Who knew that Detroit was so commodity-rich it was ruining entire segments of industry?
Only, I presume Detroit gets little to none of the fortune Goldman is making by hoarding aluminum in warehouses in the city, thereby driving the price up and making millions on warehouse rent. This Reuters article describes the scam, but it works sort of like this.
The London Metal Exchange has rules to smooth out market prices for the commodities sold on its market (the rules thus serve the same goal as derivatives). As part of this, the exchange regulates over 640 metals warehouses around the world. The idea is, the metals can be stored there during recession, then used after the economy improves. The LME requires that a certain amount of metal must be delivered each day, to keep it flowing. But it sets those limits by city, not by warehouse. So in a city like Detroit, owning a concentration of warehouses allows a firm to create an artificial bottleneck in supply of the metal. And it’s costing the people who actually want to use aluminum to do something productive with it.
“It’s driving up costs for the consumers in North America and it’s not being driven up because there is a true shortage in the market. It’s because of an issue of accessing metal … in Detroit warehouses,” said Nick Madden, chief procurement officer for Atlanta-based Novelis, which is owned by India’s Hindalco Industries Ltd and is the world’s biggest maker of rolled aluminum products. Novelis buys aluminum directly from producers but is still hit by the higher prices.
Premiums for physical aluminum — the amount paid above the LME’s cash contract currently trading at $2,620 a tonne — in the U.S. Midwest hit a record high of $210 a tonne in May, up about 50 percent from late last year. In Europe, the premium is at records above $200 a tonne, double the levels seen in January 2010.
The ripple effect into Asia has seen the premium paid in Japan increase 6 percent to $120 a tonne in the third quarter from the previous quarter, the first rise in nearly six quarters.
One of the keys to this scam is that the traders that own the warehouses also own the exchange.

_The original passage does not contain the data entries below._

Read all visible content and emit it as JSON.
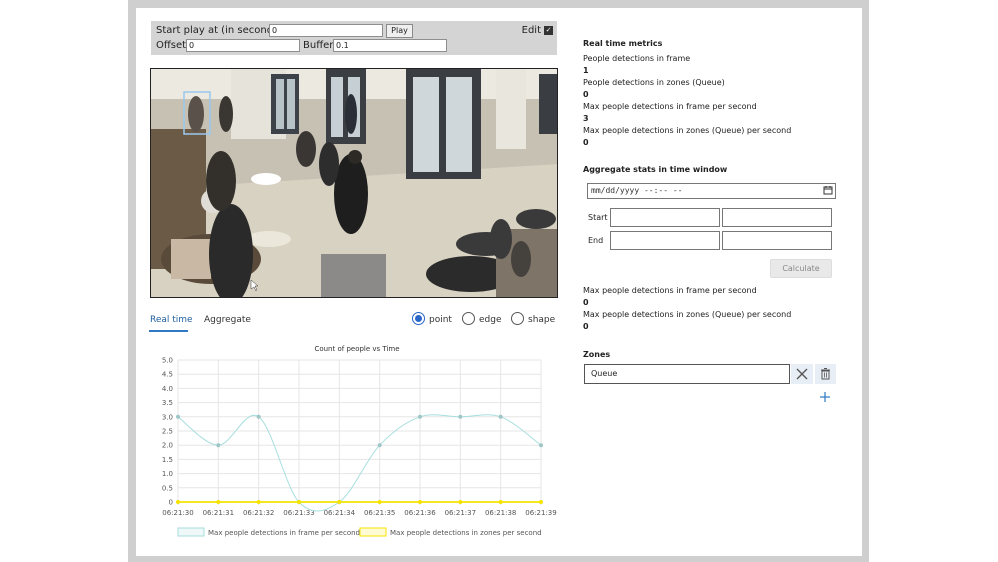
{
  "controls": {
    "start_label": "Start play at (in seconds)",
    "start_value": "0",
    "play_label": "Play",
    "edit_label": "Edit",
    "offset_label": "Offset",
    "offset_value": "0",
    "buffer_label": "Buffer",
    "buffer_value": "0.1"
  },
  "tabs": {
    "realtime": "Real time",
    "aggregate": "Aggregate"
  },
  "view_mode": {
    "options": [
      "point",
      "edge",
      "shape"
    ],
    "selected": "point"
  },
  "realtime_metrics": {
    "title": "Real time metrics",
    "items": [
      {
        "label": "People detections in frame",
        "value": "1"
      },
      {
        "label": "People detections in zones (Queue)",
        "value": "0"
      },
      {
        "label": "Max people detections in frame per second",
        "value": "3"
      },
      {
        "label": "Max people detections in zones (Queue) per second",
        "value": "0"
      }
    ]
  },
  "aggregate": {
    "title": "Aggregate stats in time window",
    "date_placeholder": "mm/dd/yyyy --:-- --",
    "start_label": "Start",
    "end_label": "End",
    "calculate_label": "Calculate",
    "results": [
      {
        "label": "Max people detections in frame per second",
        "value": "0"
      },
      {
        "label": "Max people detections in zones (Queue) per second",
        "value": "0"
      }
    ]
  },
  "zones": {
    "title": "Zones",
    "items": [
      {
        "name": "Queue"
      }
    ]
  },
  "colors": {
    "accent": "#2f78c4",
    "series_frame": "#a8dede",
    "series_zones": "#f5e400"
  },
  "chart_data": {
    "type": "line",
    "title": "Count of people vs Time",
    "x": [
      "06:21:30",
      "06:21:31",
      "06:21:32",
      "06:21:33",
      "06:21:34",
      "06:21:35",
      "06:21:36",
      "06:21:37",
      "06:21:38",
      "06:21:39"
    ],
    "series": [
      {
        "name": "Max people detections in frame per second",
        "values": [
          3,
          2,
          3,
          0,
          0,
          2,
          3,
          3,
          3,
          2
        ]
      },
      {
        "name": "Max people detections in zones per second",
        "values": [
          0,
          0,
          0,
          0,
          0,
          0,
          0,
          0,
          0,
          0
        ]
      }
    ],
    "yticks": [
      "0",
      "0.5",
      "1.0",
      "1.5",
      "2.0",
      "2.5",
      "3.0",
      "3.5",
      "4.0",
      "4.5",
      "5.0"
    ],
    "ylim": [
      0,
      5
    ],
    "grid": true,
    "legend": "bottom"
  }
}
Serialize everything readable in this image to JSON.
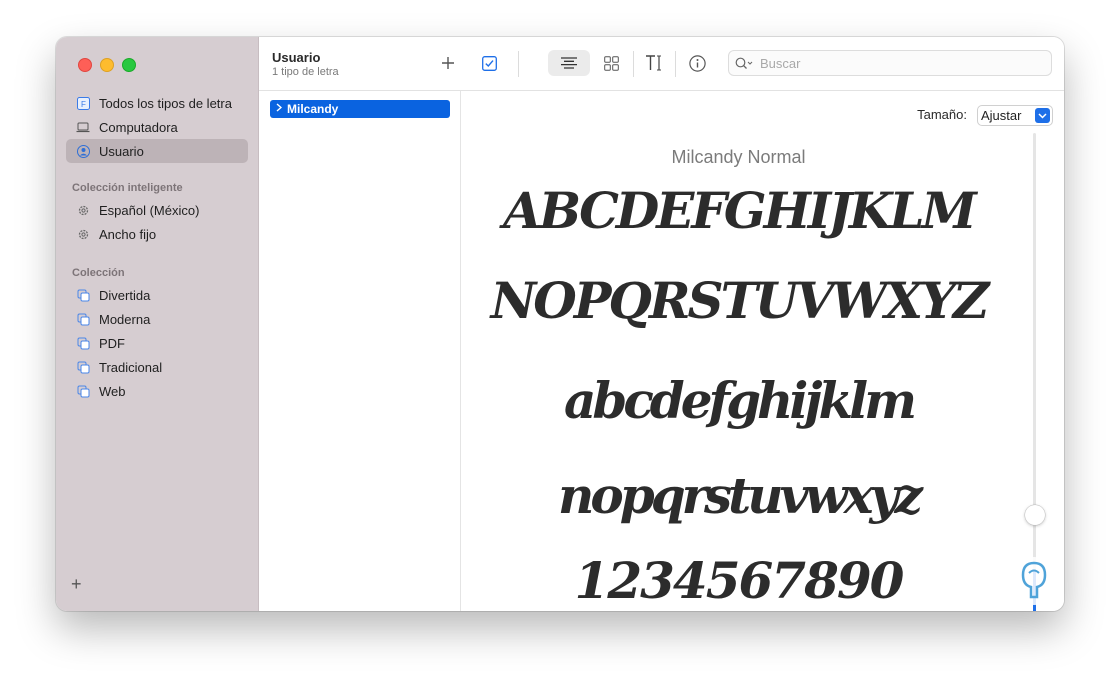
{
  "sidebar": {
    "items": [
      {
        "label": "Todos los tipos de letra",
        "icon": "font-book-icon",
        "active": false
      },
      {
        "label": "Computadora",
        "icon": "laptop-icon",
        "active": false
      },
      {
        "label": "Usuario",
        "icon": "user-icon",
        "active": true
      }
    ],
    "smart_header": "Colección inteligente",
    "smart_items": [
      {
        "label": "Español (México)",
        "icon": "gear-icon"
      },
      {
        "label": "Ancho fijo",
        "icon": "gear-icon"
      }
    ],
    "collection_header": "Colección",
    "collection_items": [
      {
        "label": "Divertida",
        "icon": "collection-icon"
      },
      {
        "label": "Moderna",
        "icon": "collection-icon"
      },
      {
        "label": "PDF",
        "icon": "collection-icon"
      },
      {
        "label": "Tradicional",
        "icon": "collection-icon"
      },
      {
        "label": "Web",
        "icon": "collection-icon"
      }
    ],
    "add_label": "+"
  },
  "toolbar": {
    "title": "Usuario",
    "subtitle": "1 tipo de letra",
    "search_placeholder": "Buscar"
  },
  "font_list": {
    "items": [
      {
        "name": "Milcandy",
        "selected": true
      }
    ]
  },
  "preview": {
    "size_label": "Tamaño:",
    "size_value": "Ajustar",
    "font_name": "Milcandy Normal",
    "samples": {
      "upper1": "ABCDEFGHIJKLM",
      "upper2": "NOPQRSTUVWXYZ",
      "lower1": "abcdefghijklm",
      "lower2": "nopqrstuvwxyz",
      "digits": "1234567890"
    },
    "slider_level": 0.8
  },
  "colors": {
    "accent": "#0a63e0",
    "sidebar_bg": "#d6cdd1"
  }
}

The lack of real change has some in the industry questioning the very structure of the LME, which, unlike its publicly owned U.S.-based rival commodities exchanges, is owned by many of the financial institutions that trade there.
That concern is growing. Critics of the exchange point to a potential problem with zinc supply though New Orleans, where inventories now account for 61 percent of total LME-registered stocks.
Most of the warehouses in New Orleans are owned by Goldman and Glencore.
And those same traders are buying up warehouse companies around the world.
Now, given that the two cities mentioned in this article–Detroit and New Orleans–are seriously hurting, it seems one solution would be for the cities to impose a tax designed to move product (presumably, such a tax would also create more work for those working in the warehouses). If concentrated empty space is their competitive advantage, why shouldn’t they stick it to Goldman?